We have all been told that we should keep “important papers in a safe place”. But what is considered an “important paper”? Please keep in mind this is a starting place. You may have other information or documents you want to include. For example, if you have a pet, you will want to include the name and address of your veterinarian.
- Full legal name
- Social Security number
- Legal residence
- Date and place of birth
- Names and addresses of spouse and children
- Location of birth and death certificates and certificates of marriage, divorce decree, citizenship, and adoption
- Employers and dates of employment
- Education and military records (DD-214 or any discharge papers)
- Names and phone numbers of religious contacts
- Memberships in groups and awards received
- Names and phone numbers of close friends, relatives, Elder Law Attorney, and financial advisor
- Name and phone numbers of doctors
- Medications taken regularly
- Location of original legal documents
- Sources of income and assets (retirement funds, IRAs, 401(k)s, Social Security statement etc.)
- Social Security and Medicare information
- Insurance information (life, health, long-term care, home) with policy numbers and agents’ names and phone numbers
- Names of your banks and account numbers (checking, savings, credit union)
- Investment income (stocks, bonds, property) and stockbrokers’ names and phone numbers
- Copy of most recent income tax return
- Liabilities (including property tax), what is owed, to whom, when payments are due
- Mortgages and debts – how and when paid
- Location of original deed of trust for home and car title
- Credit and debit card names and numbers
- Location of safe deposit box and key
Steps for Getting Your Affairs in Order

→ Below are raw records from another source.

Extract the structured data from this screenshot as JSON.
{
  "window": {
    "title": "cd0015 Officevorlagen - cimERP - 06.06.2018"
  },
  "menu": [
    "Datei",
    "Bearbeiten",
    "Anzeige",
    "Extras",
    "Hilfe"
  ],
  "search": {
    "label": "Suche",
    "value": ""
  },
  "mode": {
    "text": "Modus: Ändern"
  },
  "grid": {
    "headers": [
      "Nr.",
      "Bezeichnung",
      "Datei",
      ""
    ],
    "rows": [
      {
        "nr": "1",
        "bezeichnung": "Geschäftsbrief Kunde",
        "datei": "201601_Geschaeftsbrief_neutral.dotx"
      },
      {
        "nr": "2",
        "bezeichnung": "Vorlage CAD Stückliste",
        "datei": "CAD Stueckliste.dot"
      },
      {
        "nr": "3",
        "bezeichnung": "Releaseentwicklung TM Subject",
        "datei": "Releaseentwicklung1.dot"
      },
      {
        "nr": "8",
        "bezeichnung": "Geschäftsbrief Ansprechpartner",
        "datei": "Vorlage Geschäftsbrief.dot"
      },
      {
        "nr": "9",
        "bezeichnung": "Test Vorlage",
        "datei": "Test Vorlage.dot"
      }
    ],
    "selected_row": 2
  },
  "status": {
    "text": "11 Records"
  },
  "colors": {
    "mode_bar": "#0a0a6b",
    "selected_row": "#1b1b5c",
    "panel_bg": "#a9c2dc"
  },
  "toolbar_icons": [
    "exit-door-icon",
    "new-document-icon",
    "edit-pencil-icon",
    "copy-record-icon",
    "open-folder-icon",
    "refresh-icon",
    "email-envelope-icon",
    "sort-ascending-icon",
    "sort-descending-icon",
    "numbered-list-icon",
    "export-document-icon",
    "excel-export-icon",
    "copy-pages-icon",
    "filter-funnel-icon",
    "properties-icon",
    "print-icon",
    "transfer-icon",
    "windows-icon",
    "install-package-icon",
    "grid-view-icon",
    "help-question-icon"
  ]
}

Put your important papers and copies of legal documents in one place. You could set up a file, put everything in a desk or dresser drawer, or just list the information and location of papers in a notebook. If your papers are in a bank safe deposit box, keep copies in a file at home. Check each year to see if there’s anything new to add.
Be sure to tell a trusted family member or friend where you put all your important papers. You don’t need to tell this friend or family member your personal affairs, but someone should know where you keep your papers in case of emergency.
Give consent in advance for your Elder Law Firm to talk with your family. There may be questions about your care, a bill, or a health insurance claim. Without your consent, your family may not be able to get needed answers.